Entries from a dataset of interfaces
········
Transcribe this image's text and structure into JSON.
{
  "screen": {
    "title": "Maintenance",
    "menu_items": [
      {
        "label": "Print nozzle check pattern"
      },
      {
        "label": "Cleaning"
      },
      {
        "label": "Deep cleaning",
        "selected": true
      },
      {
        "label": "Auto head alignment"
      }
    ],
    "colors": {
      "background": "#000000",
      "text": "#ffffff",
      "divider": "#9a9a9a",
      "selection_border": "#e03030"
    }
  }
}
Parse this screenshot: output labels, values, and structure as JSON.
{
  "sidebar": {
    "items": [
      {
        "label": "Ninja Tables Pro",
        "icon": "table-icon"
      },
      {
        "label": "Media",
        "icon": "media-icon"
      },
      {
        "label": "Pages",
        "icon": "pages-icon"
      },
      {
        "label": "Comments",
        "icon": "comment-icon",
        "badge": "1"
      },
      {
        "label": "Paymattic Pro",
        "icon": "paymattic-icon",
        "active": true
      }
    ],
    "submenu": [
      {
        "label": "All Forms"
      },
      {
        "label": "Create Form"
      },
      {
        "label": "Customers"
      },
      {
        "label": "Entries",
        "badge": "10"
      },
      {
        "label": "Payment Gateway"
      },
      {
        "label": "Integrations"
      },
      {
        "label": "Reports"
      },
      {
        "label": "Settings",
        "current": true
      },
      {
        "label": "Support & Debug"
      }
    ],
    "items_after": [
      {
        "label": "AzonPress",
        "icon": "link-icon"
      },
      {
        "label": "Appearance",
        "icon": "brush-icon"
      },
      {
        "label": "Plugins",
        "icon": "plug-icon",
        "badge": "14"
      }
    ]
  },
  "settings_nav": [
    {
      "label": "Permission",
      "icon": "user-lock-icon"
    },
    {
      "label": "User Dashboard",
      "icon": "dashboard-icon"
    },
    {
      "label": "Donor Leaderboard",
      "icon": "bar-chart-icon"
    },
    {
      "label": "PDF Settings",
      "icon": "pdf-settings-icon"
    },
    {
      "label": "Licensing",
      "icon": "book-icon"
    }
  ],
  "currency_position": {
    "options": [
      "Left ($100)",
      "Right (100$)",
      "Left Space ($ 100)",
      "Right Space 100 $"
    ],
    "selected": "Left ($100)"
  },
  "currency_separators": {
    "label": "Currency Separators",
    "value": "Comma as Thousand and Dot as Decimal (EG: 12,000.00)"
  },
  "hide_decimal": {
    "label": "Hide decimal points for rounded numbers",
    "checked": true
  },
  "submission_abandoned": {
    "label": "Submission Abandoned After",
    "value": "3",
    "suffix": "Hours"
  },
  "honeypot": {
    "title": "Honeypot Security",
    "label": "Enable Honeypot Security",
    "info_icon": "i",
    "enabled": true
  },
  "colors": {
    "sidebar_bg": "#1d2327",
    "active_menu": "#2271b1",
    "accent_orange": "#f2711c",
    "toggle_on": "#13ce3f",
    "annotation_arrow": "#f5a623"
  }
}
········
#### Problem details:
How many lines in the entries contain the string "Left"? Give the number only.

#### Completed task:
3